==== Records for the task

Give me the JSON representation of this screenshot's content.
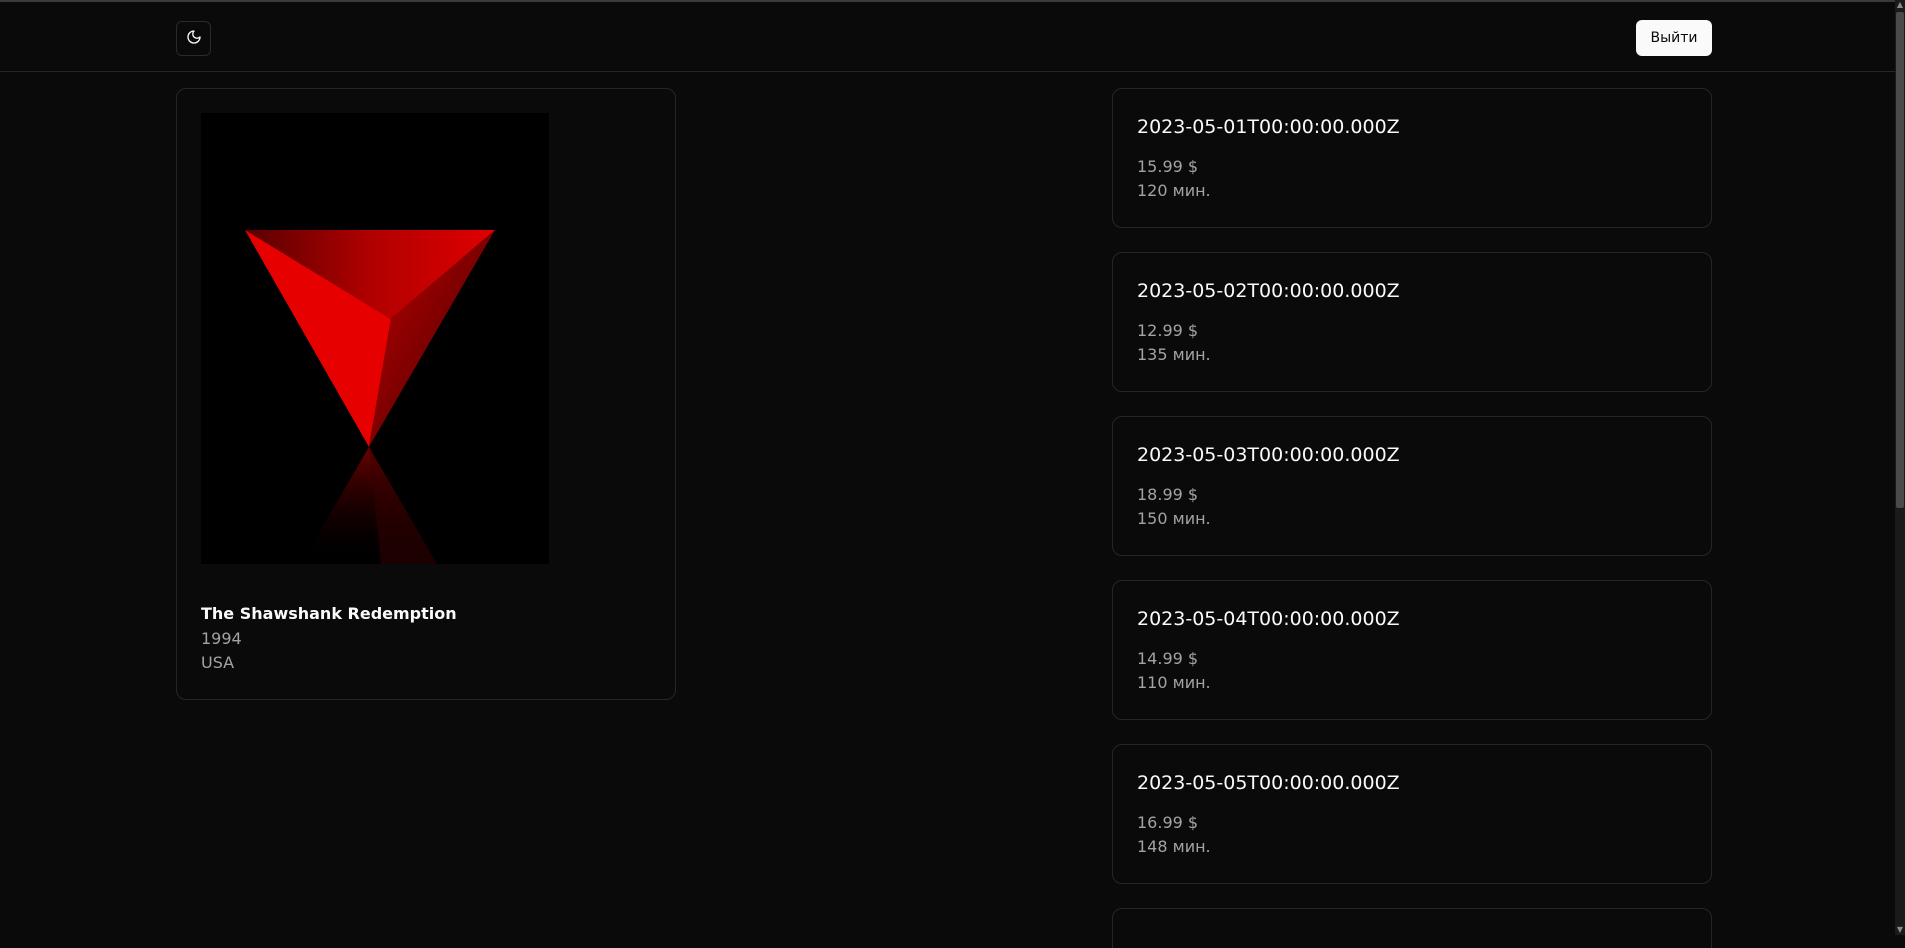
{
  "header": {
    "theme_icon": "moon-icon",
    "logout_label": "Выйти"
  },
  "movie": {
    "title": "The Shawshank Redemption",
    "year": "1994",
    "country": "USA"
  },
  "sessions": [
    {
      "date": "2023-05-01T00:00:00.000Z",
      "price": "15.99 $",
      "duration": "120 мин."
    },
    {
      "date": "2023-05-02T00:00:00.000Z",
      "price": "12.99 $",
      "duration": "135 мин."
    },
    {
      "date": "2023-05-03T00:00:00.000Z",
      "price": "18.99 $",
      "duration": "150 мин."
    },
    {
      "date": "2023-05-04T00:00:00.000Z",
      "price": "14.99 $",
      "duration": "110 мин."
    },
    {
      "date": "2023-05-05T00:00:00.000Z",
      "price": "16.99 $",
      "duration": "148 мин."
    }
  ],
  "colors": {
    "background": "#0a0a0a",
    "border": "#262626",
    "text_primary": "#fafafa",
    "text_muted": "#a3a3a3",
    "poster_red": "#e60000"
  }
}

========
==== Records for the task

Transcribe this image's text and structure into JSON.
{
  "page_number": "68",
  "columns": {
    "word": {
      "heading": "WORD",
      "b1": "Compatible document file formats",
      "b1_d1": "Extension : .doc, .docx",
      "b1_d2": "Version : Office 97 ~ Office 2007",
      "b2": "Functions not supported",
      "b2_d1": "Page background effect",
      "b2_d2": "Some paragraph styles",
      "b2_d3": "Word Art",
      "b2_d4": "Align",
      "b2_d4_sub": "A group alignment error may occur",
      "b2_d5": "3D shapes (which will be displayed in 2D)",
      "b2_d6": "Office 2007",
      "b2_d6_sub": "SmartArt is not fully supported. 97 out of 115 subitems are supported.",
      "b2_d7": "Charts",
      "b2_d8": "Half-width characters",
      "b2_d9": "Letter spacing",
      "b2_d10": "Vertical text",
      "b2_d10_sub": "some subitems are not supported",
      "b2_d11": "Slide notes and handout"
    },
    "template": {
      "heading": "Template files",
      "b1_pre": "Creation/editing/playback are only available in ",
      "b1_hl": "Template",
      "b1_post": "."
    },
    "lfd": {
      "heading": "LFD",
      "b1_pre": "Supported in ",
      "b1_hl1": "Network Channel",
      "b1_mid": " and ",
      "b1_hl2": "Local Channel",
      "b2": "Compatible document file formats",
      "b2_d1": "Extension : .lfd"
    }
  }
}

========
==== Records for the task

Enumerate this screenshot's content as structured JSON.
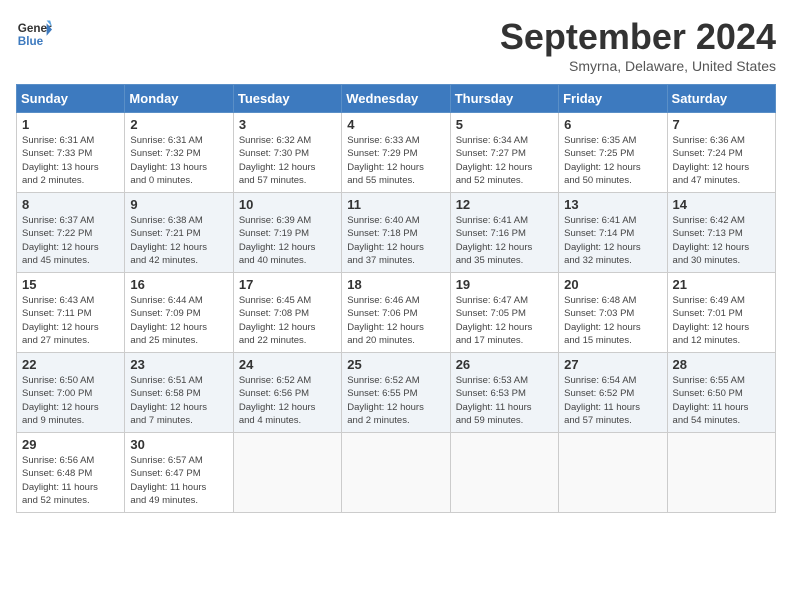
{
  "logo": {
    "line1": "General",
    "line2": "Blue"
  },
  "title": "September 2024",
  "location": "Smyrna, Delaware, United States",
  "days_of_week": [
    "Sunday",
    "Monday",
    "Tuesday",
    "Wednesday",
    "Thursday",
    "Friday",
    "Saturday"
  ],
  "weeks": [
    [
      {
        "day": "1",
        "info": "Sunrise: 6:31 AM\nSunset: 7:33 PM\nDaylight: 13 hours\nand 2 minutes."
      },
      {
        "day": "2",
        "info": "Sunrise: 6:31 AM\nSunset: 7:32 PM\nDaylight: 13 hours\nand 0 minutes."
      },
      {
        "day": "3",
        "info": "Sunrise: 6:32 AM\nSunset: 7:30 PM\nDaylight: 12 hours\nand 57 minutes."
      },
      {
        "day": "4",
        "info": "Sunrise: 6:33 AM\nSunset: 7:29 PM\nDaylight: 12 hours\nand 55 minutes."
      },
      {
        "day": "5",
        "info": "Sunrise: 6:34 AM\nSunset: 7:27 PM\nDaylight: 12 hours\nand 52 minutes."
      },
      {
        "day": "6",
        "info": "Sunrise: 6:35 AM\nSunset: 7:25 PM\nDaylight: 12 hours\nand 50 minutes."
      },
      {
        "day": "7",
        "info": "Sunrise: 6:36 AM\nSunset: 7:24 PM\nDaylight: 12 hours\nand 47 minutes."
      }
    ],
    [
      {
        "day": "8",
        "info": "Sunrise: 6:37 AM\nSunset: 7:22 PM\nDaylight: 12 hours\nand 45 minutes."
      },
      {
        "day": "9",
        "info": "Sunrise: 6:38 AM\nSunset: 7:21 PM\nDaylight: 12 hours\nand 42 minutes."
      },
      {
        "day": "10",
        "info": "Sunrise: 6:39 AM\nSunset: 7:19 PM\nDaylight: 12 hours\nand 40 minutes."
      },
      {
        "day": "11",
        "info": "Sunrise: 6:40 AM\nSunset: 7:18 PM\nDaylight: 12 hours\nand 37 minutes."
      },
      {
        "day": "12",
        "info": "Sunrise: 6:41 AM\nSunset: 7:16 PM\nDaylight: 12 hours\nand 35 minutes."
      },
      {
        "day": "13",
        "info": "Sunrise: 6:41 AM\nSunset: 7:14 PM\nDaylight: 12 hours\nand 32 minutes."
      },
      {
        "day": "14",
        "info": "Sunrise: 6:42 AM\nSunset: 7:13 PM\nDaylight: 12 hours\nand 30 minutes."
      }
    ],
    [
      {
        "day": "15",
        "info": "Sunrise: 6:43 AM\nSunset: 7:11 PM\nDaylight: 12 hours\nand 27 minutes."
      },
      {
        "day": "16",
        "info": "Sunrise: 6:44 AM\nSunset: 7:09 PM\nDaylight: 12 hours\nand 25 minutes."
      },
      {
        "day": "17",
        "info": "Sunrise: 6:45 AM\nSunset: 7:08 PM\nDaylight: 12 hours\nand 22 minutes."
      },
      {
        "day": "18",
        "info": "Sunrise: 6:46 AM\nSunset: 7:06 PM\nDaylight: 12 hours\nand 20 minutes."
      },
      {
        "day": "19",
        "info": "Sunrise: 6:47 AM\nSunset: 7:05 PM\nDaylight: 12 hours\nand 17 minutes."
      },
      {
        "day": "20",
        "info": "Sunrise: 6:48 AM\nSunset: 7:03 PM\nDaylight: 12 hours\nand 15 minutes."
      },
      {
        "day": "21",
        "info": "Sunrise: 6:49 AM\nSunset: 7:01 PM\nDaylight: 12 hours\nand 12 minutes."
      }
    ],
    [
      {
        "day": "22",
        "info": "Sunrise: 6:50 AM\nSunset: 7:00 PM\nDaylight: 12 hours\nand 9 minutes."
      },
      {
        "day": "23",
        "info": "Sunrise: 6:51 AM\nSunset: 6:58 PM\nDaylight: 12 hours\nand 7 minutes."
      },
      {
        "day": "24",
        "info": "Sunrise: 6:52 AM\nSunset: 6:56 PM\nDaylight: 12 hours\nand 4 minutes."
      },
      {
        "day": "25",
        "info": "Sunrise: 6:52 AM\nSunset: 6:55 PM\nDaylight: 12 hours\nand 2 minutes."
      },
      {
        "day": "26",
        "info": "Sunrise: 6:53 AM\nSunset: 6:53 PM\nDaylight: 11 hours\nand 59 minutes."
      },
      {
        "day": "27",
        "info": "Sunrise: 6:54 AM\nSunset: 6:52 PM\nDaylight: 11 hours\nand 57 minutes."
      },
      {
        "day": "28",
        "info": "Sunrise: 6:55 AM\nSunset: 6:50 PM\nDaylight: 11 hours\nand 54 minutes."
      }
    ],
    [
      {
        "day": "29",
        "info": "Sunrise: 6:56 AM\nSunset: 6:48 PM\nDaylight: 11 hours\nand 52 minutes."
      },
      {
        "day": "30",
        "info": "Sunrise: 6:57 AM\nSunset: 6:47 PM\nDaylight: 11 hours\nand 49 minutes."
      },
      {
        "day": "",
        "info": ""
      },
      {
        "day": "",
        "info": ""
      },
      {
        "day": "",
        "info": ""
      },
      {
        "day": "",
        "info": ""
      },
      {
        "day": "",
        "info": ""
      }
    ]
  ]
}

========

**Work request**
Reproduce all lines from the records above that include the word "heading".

**Your solution**
      "heading": "WORD",
      "heading": "Template files",
      "heading": "LFD",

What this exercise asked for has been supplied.